This article originally appeared in the Capital Bicycle Club Newsletter May 2014
About a year ago, I dipped my toes into the water and started shopping for a power meter. I wanted to use it to measure my progress with training for the coming year. What I found was a hurdle that I still couldn’t over come, no matter how interested I was in the data: PRICE! Almost everything I could find was in the same order of magnitude that I would use if I were searching for a new bike. Frankly, I’d go for the bike almost every time, so I’m just putting that out there as my bias.
Before I gave up, however, there was one product that did catch my eye. It was the PowerCal, made by CycleOps. (It’s currently made by PowerTap.) It was compact and affordable with a price tag of just $99. Since it had been on the market for a few years, there were already some good reviews I could study. As it turns out, for what I was trying to measure, it seemed like it would be a good fit. I was skeptical of buying something so inexpensive because it was so much different from other power meters.
A year later, and I’ve used it on almost every ride I’ve been on, without a complaint.
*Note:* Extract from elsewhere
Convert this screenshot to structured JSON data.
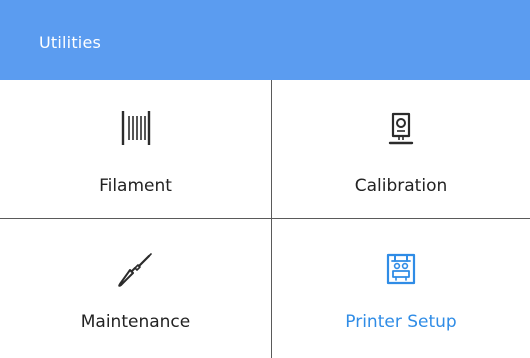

The rest of this article is some of my personal experience with the device, and some of its pros and cons.
To begin with, the PowerCal operates by reading heart rate data and then calculating an estimation of wattage (power.) Done, of course, though a proprietary mathematical algorithm. This calculated wattage is then transmitted to a receiver, just as a hub-based power meter does. In my case, I have a Garmin that is the receiver, but almost any ANT+ compatible device will work. Set up is very simple, and no calibration of the device is required. You simply put on the strap and pair it with your computer.
My intended use of the tool was for analyzing power/wattage over longer distances of an hour or more, and maybe to use for fitness testing, instead of just relying on heart rate and distance. This is where one of the main limitations come into play. Short duration/bursts would be hard to capture on this device because changes in heart rate lag behind the actual output of power. Hub and crank-based devices can give instantaneous readout of this power. Fortunately for me, this was not a very high priority for me when I was considering my needs. I’ve read one review that compared several different devices at the same time (DC Rainmaker, Nov 2012.) His personal experiments showed that the PowerCal was comparable for almost all intervals greater than 30-40 seconds. Any intervals shorter than this duration were less reliable.
One complaint/observation of the PowerCal is that it has a fairly large sweep in the data that it presents, even though the average comes out comparable to other power meters. On my Garmin, I have set a field to display a 10 second average of the power output, which turns it into a fairly stable number. Honestly, though, I currently don’t use the number during training. I rely more on my real-time heart rate. I just read the power data later, sitting in front of my computer.
One of the bright shiny benefits of the PowerCal has been its portability. Since it’s based on a simple heart rate strap, there’s no hub or wheel to switch around. I’ve been able to easily get consistent and meaningful readings from trips I’ve taken on my road, mountain, and cyclocross bikes. I’ve even run with it on a few times, but my most favorite files are ones that I created during cyclocross racing last fall.
One last note I’d add is that the data you record is somewhat unique to you. It’s your heart’s response to exercise. While not necessarily a limitation, it is a fact that you will want to keep in mind if you choose to use this tool. Your PowerCal data isn’t intended to be compared to a true power meter, either. They are too different to make simple comparisons like that. Further, it would be of little use to compare your data to another person’s. Of course, it would probably make for a great conversation as you are relaxing with your riding buddies after a day in the saddle. Maybe you can even try to figure out what might be involved with that proprietary mathematical algorithm!
For the price, the PowerCal has been a very useful tool for me, and well worth the $99. As a general rider, seeking to find another way to measure my efforts and (hopefully) progress throughout the year, it’s become an invaluable tool. If you are looking for a way to enter the realm of cycling with power and can’t see clear to investing in hardware-based devices, this may be for you. Gathering useful training data is almost as simple as just putting on a heart rate strap! See you on the road.
Read more about Dr. Rosser’s adventures as an amateur cyclist www.rosserchiro.com . He is the team chiropractor for the CBC/Olympia Orthopaedic Associates Racing Team, and assists other athletes in the community. For more information, he can be contacted at firstname.lastname@example.org.